During new employee training, human resource departments cover a lot of ground. Pay close attention, since buried in the mountain of documents you’ve been asked to initial and sign might be a pot of gold – information on a workplace retirement plan.
Employer-sponsored retirement programs are classified into two types:
- Defined benefit plans: Perhaps you’ve heard much about pension plans. In the past, several corporations promised workers a fixed retirement benefit. The employer contributed funds to a single retirement pool, which was then invested by the pension plan. These proposals are becoming increasingly rare. Nonetheless, you may come across a company who makes yearly payments to a retirement plan based on a similar formula, but with no assurance of the benefit delivered in retirement.
- Defined contribution plans: These are the most frequent sort of company retirement plan today. Employers establish these plans, such as 401(k)s and 403(b)s, to let employees to contribute to an individual account within the corporate plan, generally through payroll deduction. If you see the phrase “company match” in your benefits papers, it indicates you have access to free money: the business contributes to your account depending on your personal contribution level (for example, a dollar-for-dollar or 50-cents-on-the-dollar match up to 6%).
Small Business Owners and Self-Employed Individuals Retirement Plans
According to a Bureau of Labor Statistics data from 2022, 28% of workers lack access to a company retirement plans.
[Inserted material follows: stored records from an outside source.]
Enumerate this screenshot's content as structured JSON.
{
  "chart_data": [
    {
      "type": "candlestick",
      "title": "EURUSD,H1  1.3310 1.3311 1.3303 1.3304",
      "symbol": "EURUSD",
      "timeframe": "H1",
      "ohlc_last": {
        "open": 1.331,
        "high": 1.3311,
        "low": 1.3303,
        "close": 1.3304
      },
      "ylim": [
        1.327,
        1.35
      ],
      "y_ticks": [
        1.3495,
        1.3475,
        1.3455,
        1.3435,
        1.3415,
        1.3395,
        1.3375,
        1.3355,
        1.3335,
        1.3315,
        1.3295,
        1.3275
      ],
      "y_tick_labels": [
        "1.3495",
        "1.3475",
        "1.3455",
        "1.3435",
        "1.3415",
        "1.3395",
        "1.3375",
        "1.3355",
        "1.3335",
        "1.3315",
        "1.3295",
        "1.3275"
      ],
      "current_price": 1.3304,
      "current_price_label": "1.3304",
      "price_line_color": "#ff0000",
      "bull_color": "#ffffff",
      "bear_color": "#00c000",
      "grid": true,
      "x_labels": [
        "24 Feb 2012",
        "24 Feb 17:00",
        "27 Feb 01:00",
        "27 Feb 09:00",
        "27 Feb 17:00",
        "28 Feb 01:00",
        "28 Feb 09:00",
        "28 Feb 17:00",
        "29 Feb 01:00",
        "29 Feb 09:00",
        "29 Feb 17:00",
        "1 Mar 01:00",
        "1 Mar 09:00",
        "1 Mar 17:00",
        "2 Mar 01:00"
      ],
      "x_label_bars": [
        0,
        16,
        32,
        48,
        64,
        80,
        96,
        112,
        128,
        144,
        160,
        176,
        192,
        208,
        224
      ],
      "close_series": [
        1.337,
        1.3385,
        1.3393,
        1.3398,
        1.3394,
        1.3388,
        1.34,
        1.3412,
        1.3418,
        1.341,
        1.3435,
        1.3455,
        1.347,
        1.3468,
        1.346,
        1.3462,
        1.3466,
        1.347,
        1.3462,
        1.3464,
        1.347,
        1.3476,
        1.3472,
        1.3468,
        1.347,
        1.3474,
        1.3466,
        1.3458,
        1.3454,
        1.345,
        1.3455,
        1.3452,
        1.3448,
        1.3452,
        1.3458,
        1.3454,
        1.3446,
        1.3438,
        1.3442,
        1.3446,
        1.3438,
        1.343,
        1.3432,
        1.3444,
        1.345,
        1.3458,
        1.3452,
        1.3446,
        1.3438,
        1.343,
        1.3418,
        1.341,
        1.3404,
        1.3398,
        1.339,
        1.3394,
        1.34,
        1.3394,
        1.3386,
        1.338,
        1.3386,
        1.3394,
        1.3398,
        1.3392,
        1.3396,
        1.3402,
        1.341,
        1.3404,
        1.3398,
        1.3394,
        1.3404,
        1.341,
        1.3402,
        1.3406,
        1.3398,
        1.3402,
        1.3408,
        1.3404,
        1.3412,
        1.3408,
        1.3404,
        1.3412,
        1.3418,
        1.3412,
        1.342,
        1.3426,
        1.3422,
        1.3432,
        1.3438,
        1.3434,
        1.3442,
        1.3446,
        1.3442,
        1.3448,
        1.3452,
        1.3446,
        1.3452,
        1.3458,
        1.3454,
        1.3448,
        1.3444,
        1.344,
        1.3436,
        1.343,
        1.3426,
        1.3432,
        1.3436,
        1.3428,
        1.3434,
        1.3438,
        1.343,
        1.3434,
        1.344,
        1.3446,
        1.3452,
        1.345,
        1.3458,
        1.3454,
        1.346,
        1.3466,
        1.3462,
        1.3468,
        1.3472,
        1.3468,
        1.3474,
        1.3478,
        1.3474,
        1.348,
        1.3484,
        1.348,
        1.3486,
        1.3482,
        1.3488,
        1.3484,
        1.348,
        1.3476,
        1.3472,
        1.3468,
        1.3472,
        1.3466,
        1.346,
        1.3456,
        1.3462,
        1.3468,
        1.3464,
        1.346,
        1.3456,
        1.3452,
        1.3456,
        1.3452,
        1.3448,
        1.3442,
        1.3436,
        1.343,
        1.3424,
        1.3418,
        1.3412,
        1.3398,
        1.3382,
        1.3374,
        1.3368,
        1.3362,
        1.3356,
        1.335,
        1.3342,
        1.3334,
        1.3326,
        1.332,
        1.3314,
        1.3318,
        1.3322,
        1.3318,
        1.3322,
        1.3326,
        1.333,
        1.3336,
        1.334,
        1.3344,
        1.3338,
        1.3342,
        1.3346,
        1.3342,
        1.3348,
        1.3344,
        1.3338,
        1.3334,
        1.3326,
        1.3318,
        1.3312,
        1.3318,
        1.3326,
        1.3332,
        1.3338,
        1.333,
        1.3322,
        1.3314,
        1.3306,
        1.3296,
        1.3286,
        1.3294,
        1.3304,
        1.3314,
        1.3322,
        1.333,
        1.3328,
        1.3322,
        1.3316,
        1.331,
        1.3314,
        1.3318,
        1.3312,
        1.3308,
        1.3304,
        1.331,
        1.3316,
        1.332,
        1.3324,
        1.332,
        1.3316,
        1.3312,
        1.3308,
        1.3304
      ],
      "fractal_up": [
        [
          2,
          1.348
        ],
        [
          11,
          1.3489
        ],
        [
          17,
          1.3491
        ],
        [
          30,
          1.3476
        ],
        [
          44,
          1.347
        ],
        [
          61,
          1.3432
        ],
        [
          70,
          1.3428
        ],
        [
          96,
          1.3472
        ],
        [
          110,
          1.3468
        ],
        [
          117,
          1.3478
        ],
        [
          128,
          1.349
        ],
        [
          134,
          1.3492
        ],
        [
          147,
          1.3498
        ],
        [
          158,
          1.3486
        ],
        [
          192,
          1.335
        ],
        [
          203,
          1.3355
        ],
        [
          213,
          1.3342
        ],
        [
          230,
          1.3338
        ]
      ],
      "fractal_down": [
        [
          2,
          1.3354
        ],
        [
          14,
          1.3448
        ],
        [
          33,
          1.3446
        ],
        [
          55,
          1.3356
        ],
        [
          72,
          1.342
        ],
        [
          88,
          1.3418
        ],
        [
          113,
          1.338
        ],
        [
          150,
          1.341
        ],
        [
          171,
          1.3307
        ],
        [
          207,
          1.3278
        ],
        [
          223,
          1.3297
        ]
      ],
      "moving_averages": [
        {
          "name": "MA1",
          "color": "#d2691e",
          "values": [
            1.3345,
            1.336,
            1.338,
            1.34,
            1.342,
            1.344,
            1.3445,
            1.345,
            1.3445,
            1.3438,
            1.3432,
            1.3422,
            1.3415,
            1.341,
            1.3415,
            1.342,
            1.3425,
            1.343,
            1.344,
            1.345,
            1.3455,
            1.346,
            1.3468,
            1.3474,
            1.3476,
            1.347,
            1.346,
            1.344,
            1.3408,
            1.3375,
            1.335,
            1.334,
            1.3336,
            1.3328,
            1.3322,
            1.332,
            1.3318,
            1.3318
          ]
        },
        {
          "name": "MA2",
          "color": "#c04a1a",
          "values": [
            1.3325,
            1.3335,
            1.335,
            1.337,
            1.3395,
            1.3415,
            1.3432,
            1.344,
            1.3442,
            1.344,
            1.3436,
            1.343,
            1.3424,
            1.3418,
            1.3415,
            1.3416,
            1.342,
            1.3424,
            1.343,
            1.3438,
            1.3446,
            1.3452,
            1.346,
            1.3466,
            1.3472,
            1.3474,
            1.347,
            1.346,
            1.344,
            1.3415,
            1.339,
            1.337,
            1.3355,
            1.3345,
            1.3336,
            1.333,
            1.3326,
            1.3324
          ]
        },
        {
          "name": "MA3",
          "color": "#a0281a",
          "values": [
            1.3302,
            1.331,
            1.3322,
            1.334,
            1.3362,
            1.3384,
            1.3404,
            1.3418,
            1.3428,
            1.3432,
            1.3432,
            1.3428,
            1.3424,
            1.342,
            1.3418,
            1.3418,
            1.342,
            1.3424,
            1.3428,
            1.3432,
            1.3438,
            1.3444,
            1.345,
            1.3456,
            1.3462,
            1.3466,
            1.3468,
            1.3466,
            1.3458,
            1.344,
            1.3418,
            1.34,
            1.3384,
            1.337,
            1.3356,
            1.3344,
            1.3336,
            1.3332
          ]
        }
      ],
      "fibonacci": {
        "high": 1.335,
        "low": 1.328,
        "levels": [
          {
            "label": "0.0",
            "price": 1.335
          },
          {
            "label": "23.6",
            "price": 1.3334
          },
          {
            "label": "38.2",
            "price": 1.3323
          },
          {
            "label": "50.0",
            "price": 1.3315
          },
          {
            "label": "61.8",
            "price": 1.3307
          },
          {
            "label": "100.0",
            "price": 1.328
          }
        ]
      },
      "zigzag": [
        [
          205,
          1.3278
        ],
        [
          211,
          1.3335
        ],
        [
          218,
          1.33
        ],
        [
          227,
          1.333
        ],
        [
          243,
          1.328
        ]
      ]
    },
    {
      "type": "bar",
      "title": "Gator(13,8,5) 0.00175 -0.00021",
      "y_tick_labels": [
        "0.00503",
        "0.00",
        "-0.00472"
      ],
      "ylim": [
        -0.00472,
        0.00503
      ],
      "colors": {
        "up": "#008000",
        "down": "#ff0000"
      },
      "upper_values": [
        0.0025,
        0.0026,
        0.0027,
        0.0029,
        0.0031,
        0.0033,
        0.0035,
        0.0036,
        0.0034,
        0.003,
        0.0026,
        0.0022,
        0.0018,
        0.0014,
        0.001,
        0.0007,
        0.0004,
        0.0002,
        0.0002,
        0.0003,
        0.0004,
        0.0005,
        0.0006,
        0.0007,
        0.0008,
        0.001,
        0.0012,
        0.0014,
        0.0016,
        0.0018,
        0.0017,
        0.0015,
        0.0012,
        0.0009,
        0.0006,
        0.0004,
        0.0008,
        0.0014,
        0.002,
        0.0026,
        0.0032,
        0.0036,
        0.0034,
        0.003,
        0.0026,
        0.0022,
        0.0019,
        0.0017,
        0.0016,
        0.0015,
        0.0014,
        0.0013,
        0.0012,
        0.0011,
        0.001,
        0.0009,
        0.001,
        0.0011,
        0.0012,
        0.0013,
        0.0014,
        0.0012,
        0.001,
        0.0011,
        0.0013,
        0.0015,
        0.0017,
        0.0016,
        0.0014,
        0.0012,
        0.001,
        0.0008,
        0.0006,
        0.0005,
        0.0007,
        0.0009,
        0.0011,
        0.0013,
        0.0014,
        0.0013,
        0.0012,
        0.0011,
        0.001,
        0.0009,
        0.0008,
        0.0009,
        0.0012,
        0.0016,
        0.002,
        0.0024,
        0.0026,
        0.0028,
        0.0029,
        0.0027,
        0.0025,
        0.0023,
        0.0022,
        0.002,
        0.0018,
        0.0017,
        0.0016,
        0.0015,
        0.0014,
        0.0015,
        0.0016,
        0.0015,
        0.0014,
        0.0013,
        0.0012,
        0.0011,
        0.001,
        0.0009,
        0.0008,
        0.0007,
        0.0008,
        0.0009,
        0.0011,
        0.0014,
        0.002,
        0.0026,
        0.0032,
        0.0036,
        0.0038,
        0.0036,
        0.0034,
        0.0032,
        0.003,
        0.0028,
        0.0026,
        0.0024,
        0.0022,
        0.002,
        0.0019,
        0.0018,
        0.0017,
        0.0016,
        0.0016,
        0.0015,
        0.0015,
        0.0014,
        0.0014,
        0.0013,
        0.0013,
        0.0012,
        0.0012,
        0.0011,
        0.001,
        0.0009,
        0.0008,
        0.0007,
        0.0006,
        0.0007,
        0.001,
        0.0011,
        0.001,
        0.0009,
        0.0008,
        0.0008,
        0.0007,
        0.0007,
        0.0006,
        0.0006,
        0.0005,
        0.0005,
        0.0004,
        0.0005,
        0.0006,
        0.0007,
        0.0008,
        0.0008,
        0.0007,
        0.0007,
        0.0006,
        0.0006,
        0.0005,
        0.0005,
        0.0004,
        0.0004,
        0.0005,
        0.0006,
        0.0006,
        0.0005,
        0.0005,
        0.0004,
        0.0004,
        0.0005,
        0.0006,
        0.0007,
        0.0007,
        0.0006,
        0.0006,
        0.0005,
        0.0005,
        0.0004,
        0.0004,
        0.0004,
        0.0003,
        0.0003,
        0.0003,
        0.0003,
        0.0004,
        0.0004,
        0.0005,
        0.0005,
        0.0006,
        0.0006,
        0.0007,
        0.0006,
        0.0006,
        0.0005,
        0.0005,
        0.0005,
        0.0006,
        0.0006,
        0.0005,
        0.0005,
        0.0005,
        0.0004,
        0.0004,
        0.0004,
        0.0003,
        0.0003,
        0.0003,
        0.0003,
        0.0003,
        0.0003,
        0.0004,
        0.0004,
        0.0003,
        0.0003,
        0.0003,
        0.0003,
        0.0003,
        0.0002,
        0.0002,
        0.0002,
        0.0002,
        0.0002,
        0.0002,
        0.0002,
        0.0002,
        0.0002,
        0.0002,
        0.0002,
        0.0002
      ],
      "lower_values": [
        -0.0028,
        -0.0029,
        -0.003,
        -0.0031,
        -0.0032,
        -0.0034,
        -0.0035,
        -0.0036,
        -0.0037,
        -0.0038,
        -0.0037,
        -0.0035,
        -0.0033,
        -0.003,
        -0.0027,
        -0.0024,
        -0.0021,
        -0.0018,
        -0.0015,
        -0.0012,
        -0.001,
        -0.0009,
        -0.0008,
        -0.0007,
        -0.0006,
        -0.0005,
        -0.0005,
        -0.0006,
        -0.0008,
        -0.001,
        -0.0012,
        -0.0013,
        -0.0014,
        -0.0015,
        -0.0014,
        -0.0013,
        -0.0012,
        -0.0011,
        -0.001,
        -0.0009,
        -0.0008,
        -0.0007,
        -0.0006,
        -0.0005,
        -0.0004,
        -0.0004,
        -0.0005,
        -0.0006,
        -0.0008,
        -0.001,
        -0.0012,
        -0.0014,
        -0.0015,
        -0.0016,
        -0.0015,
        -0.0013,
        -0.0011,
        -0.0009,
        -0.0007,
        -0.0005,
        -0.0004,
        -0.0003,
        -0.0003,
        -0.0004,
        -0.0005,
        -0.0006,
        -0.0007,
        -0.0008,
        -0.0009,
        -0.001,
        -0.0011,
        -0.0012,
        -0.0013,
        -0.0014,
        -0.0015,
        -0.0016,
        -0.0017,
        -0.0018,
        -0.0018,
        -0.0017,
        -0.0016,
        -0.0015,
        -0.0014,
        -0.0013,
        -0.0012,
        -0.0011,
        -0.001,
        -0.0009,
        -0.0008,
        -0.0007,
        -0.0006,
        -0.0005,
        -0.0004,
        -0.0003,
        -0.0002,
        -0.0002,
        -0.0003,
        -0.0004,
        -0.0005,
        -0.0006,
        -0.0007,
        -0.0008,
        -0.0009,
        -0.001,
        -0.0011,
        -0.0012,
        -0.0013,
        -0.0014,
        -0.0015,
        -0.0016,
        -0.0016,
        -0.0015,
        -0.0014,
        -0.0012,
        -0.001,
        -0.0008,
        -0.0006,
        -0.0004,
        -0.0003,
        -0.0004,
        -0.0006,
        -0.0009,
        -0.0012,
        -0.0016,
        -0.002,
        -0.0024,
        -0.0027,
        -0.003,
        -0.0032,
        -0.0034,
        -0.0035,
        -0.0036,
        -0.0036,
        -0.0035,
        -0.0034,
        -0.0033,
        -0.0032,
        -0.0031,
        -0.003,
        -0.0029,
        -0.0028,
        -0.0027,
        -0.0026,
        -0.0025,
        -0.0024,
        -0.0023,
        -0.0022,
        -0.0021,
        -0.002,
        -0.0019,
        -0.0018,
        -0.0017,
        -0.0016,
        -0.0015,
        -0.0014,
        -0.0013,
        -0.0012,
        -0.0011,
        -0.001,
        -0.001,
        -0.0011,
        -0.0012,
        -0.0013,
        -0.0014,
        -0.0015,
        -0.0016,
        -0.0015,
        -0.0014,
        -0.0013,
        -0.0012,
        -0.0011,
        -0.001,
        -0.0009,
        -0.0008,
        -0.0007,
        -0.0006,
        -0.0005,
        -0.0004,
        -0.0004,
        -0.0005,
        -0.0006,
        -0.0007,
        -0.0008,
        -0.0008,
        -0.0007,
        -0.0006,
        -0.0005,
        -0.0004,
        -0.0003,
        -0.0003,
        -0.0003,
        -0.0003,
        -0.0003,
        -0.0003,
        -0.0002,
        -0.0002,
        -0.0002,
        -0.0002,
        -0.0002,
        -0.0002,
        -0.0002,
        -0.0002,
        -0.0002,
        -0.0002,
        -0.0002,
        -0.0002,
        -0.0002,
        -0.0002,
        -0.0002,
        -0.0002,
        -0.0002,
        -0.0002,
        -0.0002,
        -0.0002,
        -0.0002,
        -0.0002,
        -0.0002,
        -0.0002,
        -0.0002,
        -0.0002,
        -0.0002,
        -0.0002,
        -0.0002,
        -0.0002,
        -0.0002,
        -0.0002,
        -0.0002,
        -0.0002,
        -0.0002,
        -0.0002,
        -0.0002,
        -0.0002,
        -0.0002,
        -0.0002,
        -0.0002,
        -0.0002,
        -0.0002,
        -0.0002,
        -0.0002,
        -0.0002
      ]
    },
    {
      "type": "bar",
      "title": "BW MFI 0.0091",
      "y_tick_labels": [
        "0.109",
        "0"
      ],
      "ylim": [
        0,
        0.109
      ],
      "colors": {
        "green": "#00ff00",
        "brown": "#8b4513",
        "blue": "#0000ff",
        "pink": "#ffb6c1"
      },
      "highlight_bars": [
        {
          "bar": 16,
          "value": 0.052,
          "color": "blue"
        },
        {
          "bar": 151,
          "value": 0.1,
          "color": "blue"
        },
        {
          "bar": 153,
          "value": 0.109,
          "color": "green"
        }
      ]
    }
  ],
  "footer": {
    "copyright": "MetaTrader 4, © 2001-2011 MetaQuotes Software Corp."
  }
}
Approximately half of employees in organizations with less than 100 employees are provided a retirement savings plan. If you work for or own a small business, or if you are self-employed, you may have a distinct set of retirement options available to you. Some are structured like IRAs, while others are effectively single-serving 401k plans. Profit-sharing plans, which are a sort of defined contribution plan, are another option.